Best interests and mental capacity
Nicholas Endean | 04.05.2018
31.10.2017 Nicholas Endean
Families of children with special educational needs are facing a “disproportionate burden” to ensure they get the support they need. This is the main headline from a recent report issued by the Local Government and Social Care Ombudsman.
The Ombudsman has compiled this report having studied the first 100 complaints they received following the introduction of Education Health and Care Plans (EHCP) in 2014.
EHCP’s replaced the older Statements of Special Educations Needs (SEN) with transitional government funding in place to ensure all disabled children could access education in a more holistic way.
The Ombudsman has revealed Local Authorities are failing in many areas when preparing EHCP’s. This has included a failure to gather all the available evidence in order to make an appropriate decision, a failure to plan ahead for a child, especially when they are moving between key education stages and a general failure to involve families in the decision making process.
Perhaps most importantly, it is said that less than 60% of EHCP’s were being completed within the 20 week timescale as per Regulation 13(2) of the Special Educational Needs and Disability (SEND) Regulations 2014.
Out of the complaints the Ombudsman have considered so far under this new regime, they have upheld a staggering 80%. This is well above the average for all local government and social care complaints at 53%.
Clearly there are problems in Local Authorities switching over to the new EHCP which is particularly important as all children currently under a SEN must be transferred to new plans by April 2018.
Michael King from the Local Government and Social Care Ombudsman, said:
“When councils get things wrong it places a disproportionate burden on families already struggling with caring and support: some families have to go well beyond the call of duty to confirm the type of support their children should receive.
“We issued a report in March 2014, highlighting the shortcomings which needed to be addressed with the new EHCP system.
“Regrettably, our first 100 investigations show this has not happened.
“The system is not failing universally. But for those people who come to us, we are finding significant problems – sometimes suffering long delays in getting the right support and children ultimately failing to reach their potential.”
Cllr Richard Watts, chair of the Local Government Association’s (LGA) Children and Young People Board, said:
“Councils are working hard to ensure all children with SEND are getting the support that they need however, this is a new and complex system which councils and other agencies, including health partners and schools, are trying to navigate.
‘With transitional funding set to end in March 2018, there is increasing concern among councils that at a time of rising demand, they will be unable to meet the needs of children and families in their areas.
‘Councils are clear that the Government should provide additional and ongoing funding to meet this need, otherwise councils may not be able to meet their statutory duties and children with high needs or disabilities could miss out on a mainstream education.”
In order to assist Local Authorities, the report which can be found here produced Practice Guidance to help with the transition. The Ombudsman has recommended the following:
Guidance to help with the transition. The Ombudsman has recommended the following:
Ensuring all children have access to quality education is vital for not only the child, but society as a whole.

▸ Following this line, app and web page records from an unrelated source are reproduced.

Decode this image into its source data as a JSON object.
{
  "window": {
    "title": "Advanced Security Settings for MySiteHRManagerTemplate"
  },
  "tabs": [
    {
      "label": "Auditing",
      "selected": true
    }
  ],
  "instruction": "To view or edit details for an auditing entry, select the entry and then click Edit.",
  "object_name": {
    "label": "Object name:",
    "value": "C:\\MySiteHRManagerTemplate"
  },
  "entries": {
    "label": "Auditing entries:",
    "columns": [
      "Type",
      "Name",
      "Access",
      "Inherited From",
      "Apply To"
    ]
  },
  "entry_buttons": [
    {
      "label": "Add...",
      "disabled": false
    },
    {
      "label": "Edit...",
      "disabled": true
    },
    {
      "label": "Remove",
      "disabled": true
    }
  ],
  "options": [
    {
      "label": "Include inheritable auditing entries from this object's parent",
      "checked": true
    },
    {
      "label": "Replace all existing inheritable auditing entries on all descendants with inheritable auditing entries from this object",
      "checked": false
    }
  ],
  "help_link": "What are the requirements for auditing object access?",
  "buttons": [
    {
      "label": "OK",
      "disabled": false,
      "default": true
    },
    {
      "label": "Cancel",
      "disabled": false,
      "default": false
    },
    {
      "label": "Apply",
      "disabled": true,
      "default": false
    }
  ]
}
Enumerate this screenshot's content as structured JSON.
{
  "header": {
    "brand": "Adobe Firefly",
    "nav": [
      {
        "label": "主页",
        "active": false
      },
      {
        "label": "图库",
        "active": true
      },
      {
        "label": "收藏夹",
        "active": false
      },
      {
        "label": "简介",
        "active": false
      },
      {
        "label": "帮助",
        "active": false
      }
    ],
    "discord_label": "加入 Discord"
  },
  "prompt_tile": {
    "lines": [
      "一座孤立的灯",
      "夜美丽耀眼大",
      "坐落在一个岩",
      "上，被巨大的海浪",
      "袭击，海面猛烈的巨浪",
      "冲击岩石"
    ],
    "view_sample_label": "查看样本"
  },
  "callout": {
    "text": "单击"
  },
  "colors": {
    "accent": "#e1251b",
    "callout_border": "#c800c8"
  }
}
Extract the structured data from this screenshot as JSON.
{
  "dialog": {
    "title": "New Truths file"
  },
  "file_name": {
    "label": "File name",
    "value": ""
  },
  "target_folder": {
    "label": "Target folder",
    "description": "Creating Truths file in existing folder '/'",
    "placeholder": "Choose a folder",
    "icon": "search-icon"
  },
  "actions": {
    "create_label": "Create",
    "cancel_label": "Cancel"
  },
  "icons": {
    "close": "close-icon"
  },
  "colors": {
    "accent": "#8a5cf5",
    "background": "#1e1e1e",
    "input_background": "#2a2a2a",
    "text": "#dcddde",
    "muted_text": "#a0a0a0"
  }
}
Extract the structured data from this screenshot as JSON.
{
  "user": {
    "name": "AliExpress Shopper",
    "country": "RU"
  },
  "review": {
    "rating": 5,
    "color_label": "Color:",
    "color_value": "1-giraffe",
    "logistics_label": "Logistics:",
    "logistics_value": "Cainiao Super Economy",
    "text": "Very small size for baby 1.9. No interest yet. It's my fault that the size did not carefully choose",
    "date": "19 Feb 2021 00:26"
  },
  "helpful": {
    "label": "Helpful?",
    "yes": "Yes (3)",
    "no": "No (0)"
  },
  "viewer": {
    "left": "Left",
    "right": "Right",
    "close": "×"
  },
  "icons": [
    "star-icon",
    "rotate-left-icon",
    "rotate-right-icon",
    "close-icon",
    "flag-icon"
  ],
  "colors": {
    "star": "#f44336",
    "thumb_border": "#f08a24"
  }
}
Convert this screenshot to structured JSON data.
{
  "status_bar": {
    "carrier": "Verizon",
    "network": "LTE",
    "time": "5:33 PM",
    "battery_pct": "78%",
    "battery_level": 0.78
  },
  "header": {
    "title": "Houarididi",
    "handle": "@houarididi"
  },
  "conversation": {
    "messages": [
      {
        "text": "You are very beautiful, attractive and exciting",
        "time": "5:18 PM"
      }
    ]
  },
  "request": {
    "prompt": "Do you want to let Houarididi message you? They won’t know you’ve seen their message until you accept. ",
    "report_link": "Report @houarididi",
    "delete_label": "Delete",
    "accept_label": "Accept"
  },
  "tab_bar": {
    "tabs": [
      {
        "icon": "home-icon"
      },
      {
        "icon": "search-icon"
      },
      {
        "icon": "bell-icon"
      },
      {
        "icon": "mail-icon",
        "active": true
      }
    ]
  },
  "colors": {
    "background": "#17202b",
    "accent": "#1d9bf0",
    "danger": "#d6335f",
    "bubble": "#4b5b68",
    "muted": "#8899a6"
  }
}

Delays and a failure to work closely with the family can cause unnecessary stress and in some cases meaning the child missing out on education provision.
The Ombudsman have highlighted how ill-prepared the councils have been with EHCP’s and it is expected there will be further complaints as we get closer to the deadline for transition.